“took a variety of forms,” citing to numerous sources, including NL Industries internal publications, medical journal articles going back to 1917, information from trade associations going back to the 1930s and other litigation. Id. at 13. He concluded that:
“Despite this actual and constructive knowledge, each Defendant promoted lead pigment and/or lead paint for home use. Defendants’ assertion that they were not aware of the effects of low-level lead exposure until long after they stopped producing and promoting lead paint is of no moment. Each Defendant certainly knew or should reasonably have known that exposure to lead at high levels, including exposure to lead paint, was fatal or at least detrimental to children’s health. That knowledge alone should have caused each Defendant to cease its promotion and sale of lead pigment and/or lead paint for home use. Instead, after becoming aware of the hazards associated with lead paint, they continued to sell it.”

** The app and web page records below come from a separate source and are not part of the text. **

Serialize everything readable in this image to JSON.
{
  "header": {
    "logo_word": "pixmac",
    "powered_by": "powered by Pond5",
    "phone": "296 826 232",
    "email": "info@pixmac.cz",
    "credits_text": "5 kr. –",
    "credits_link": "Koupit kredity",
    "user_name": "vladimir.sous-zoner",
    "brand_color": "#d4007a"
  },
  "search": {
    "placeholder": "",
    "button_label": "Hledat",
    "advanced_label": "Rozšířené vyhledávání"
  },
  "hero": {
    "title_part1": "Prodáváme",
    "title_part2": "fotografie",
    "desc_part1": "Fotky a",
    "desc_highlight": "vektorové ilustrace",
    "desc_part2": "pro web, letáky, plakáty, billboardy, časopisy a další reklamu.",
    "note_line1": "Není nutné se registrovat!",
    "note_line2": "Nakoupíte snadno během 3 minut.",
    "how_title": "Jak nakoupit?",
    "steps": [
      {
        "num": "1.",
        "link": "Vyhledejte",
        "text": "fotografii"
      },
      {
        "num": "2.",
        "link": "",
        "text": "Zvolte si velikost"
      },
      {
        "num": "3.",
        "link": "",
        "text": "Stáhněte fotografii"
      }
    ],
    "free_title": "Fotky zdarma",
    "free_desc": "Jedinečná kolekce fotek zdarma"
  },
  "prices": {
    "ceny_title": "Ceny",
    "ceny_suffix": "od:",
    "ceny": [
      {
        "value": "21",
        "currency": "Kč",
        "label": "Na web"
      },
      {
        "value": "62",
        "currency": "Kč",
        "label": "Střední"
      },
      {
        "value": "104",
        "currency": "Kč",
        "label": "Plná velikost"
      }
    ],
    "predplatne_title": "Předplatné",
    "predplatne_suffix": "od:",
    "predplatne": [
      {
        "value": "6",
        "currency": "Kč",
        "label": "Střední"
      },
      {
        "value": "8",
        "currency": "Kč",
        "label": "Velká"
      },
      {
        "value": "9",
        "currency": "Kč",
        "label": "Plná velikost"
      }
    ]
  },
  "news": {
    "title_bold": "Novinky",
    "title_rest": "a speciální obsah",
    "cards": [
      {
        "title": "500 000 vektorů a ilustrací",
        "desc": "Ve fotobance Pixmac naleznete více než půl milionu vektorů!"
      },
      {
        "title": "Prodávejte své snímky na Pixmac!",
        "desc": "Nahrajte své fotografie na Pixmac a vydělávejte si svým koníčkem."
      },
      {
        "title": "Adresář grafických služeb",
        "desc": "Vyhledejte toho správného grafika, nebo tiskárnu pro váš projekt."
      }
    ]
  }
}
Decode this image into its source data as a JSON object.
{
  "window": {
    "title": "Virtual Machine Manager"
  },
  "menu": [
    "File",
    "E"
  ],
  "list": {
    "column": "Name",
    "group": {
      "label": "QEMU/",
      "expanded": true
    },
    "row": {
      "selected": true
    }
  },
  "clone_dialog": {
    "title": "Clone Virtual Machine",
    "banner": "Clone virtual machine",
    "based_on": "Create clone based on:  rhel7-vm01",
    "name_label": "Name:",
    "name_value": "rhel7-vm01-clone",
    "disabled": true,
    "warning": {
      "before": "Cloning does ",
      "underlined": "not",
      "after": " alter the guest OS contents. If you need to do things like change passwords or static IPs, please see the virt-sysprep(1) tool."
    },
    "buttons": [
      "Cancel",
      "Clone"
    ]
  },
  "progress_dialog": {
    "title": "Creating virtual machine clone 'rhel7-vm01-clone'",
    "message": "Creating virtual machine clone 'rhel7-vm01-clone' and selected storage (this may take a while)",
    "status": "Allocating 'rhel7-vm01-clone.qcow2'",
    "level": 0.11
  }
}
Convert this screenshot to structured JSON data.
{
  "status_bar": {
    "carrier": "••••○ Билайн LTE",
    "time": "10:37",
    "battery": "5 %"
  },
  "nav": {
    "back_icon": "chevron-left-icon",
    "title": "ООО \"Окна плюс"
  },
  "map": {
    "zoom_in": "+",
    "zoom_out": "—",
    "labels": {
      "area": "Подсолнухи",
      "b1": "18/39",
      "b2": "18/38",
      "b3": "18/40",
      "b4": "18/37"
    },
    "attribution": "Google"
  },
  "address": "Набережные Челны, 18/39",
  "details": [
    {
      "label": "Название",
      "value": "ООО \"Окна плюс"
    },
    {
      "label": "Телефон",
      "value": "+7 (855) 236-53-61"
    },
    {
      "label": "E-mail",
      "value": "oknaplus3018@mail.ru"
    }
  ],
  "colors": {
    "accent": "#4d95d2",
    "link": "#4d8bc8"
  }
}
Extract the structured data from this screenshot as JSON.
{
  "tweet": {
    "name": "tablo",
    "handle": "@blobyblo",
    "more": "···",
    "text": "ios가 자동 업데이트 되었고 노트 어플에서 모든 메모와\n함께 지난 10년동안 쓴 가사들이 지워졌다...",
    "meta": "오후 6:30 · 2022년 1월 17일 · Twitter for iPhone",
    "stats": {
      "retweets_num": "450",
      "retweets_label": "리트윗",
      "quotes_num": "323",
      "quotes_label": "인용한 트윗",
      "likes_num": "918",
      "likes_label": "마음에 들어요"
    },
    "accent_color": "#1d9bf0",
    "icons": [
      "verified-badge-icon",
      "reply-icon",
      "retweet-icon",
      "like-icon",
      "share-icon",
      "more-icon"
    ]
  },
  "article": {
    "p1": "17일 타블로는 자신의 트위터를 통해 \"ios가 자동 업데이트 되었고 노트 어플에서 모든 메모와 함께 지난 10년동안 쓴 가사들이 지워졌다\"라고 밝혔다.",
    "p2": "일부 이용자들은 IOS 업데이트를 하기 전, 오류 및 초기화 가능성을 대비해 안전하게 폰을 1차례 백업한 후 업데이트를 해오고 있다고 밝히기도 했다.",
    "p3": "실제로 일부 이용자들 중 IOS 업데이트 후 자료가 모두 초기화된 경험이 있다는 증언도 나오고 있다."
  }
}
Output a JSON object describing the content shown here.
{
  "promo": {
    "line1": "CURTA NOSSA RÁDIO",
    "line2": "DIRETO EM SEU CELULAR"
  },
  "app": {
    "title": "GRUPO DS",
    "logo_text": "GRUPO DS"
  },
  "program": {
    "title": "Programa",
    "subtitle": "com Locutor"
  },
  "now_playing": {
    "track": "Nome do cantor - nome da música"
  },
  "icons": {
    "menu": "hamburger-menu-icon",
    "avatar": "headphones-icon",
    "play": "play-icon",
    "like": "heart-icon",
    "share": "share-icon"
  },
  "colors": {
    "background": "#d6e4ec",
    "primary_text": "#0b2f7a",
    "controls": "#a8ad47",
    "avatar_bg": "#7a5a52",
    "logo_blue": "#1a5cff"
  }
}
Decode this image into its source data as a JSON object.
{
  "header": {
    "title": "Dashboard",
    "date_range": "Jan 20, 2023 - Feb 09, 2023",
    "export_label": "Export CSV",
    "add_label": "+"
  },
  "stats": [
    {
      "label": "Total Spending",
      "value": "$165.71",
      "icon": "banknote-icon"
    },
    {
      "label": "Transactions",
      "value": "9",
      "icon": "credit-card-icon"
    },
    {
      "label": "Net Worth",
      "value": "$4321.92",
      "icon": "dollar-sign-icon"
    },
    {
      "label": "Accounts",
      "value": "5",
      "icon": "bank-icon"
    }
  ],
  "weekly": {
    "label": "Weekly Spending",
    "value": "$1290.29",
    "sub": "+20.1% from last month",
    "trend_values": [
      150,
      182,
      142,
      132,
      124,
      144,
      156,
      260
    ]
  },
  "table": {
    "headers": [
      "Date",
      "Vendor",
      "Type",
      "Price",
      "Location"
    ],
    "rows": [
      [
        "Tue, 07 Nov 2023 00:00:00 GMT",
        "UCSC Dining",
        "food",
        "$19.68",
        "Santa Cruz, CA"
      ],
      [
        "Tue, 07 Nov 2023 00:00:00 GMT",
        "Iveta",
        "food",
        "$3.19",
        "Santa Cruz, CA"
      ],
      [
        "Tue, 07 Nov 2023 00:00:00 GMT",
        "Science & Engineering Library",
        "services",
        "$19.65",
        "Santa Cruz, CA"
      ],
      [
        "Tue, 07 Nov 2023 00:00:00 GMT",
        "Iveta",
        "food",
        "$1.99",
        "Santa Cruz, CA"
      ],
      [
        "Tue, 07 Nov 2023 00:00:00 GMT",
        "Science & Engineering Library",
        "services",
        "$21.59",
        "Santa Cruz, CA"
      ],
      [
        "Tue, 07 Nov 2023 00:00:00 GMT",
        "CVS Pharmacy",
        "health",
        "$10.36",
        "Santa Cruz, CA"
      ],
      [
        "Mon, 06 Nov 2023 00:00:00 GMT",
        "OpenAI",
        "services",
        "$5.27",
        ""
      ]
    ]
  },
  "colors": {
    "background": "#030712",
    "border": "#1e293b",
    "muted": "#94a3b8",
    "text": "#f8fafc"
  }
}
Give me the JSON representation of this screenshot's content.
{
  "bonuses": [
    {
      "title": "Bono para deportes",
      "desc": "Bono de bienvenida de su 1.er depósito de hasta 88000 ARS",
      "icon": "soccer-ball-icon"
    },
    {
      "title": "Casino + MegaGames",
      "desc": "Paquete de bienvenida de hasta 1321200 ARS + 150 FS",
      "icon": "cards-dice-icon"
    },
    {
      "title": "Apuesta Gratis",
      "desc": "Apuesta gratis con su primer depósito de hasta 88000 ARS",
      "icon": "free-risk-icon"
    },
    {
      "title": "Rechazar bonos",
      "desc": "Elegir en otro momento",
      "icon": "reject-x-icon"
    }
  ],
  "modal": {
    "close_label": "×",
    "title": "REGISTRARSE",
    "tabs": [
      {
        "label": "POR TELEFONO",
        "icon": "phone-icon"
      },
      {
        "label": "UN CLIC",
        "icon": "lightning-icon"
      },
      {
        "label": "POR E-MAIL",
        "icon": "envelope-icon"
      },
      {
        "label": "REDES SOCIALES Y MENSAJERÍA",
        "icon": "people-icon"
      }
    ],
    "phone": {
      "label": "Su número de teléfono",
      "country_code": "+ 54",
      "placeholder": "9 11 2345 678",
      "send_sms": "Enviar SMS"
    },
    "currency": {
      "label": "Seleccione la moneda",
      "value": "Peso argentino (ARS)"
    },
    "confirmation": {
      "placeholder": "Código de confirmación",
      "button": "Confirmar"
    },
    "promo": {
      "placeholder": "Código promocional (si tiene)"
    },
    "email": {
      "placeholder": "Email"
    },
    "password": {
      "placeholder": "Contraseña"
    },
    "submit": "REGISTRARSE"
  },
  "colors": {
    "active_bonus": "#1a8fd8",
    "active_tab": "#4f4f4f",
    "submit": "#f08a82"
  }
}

Id. at 10 (internal citations omitted). He further found that “[a]t the same time they were promoting lead paint for home use, each Defendant knew that high level exposure to lead–and, in particular, lead paint–was fatal. Each Defendant also knew that lower level lead exposure harmed children.” Id. at 24. He found “ample authority to hold the Defendants liable.” Id. at 95.
Judge Kleinberg recognized that “[s]eeking the abatement of lead by inspections and rehabilitation of tens of thousands of homes – at a minimum — is a daunting decision.” Id. at 94. However, he was “convinced that although great strides in reducing lead exposure have been made, and the incidence of exposure with correlative blood lead levels has declined to a low level, thousands of children in the jurisdictions are still presently and potentially victimized by this chemical.” Id. He then confirmed that the proposed abatement plan, as amended by the court, “is an appropriate remedy justified by the facts and the law.”
Judge Kleinberg was not persuaded “that since the various lead control programs have been successes no further efforts are appropriate.” Id. at 96. He reasoned that “the existence of other sources of lead exposure has no bearing on whether lead paint constitutes a public nuisance. It does not change the fact that lead paint is the primary source of lead poisoning for children in the Jurisdictions who live in pre-1978 housing.” Id.
The companies likely will file objections to the SOD and, if the objections are not accepted, the defendants may ask for a new trial or mistrial. If that is denied, they may appeal. If the decision stands, the companies will be jointly responsible for paying $1.1 billion into a specifically designated, dedicated, and restricted abatement fund that will be used to abate lead paint contamination in potentially millions of homes in 10 California counties and cities.
Other Sources: U.S. Department of Housing and Urban Development; California Department of Public Health; Los Angeles Times; People of the State of California v. Atlantic Richfield Co. et al. Docket; Environmental Protection Agency